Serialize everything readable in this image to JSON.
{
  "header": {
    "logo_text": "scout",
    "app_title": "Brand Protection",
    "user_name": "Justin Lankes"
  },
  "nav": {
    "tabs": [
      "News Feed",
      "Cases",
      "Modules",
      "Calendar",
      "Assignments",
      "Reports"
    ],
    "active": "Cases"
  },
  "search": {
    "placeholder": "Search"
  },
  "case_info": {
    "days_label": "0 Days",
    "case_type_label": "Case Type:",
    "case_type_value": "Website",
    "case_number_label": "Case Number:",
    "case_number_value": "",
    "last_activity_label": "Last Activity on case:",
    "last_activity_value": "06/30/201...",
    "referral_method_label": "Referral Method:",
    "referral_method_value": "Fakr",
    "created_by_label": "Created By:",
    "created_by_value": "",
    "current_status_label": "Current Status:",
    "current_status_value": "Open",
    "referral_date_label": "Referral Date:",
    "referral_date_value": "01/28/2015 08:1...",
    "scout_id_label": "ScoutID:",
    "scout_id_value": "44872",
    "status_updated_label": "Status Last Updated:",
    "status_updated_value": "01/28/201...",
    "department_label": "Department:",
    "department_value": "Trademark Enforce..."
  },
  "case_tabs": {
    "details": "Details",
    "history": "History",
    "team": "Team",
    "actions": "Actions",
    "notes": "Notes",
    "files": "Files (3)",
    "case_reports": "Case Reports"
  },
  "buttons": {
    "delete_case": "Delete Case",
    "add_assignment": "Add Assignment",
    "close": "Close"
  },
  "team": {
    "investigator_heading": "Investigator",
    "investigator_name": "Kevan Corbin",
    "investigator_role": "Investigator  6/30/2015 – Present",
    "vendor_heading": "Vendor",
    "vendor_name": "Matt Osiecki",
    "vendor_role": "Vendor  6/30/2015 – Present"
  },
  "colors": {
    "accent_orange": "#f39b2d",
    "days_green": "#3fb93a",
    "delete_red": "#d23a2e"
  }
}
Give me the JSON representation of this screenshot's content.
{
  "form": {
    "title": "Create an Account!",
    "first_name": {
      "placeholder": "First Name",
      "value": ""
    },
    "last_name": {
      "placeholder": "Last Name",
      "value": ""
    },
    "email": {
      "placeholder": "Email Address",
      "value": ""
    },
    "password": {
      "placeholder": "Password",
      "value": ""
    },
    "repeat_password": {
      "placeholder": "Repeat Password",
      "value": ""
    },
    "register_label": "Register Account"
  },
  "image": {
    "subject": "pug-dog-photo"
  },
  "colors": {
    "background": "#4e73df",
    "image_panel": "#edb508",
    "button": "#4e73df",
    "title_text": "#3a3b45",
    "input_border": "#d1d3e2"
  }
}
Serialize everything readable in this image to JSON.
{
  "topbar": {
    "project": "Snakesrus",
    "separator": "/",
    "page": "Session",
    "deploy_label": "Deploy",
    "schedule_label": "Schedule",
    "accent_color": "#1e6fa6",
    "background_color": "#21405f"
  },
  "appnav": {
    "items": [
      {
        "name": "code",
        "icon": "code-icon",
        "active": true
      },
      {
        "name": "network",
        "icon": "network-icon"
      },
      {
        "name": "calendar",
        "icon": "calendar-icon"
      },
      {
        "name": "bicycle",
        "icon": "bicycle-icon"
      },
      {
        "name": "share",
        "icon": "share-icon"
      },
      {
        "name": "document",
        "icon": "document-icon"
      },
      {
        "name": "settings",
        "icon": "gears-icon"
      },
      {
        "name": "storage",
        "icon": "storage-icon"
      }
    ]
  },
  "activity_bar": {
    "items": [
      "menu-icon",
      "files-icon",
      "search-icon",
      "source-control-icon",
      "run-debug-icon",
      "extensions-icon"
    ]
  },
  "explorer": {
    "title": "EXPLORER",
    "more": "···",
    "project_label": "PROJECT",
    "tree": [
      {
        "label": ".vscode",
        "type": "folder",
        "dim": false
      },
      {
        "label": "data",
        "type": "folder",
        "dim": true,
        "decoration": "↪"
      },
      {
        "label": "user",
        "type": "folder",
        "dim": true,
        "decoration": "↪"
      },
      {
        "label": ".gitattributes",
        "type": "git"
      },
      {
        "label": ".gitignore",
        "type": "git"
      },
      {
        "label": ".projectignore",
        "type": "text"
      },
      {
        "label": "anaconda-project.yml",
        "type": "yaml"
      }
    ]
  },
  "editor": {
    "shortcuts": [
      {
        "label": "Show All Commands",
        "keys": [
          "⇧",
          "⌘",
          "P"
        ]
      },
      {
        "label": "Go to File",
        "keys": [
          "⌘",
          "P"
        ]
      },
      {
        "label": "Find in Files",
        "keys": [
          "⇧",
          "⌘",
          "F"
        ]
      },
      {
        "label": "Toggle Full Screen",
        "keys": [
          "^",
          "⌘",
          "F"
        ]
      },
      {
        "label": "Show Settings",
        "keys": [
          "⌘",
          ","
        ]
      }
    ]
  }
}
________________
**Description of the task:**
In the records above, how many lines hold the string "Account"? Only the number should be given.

**Answer to the exercise:**
2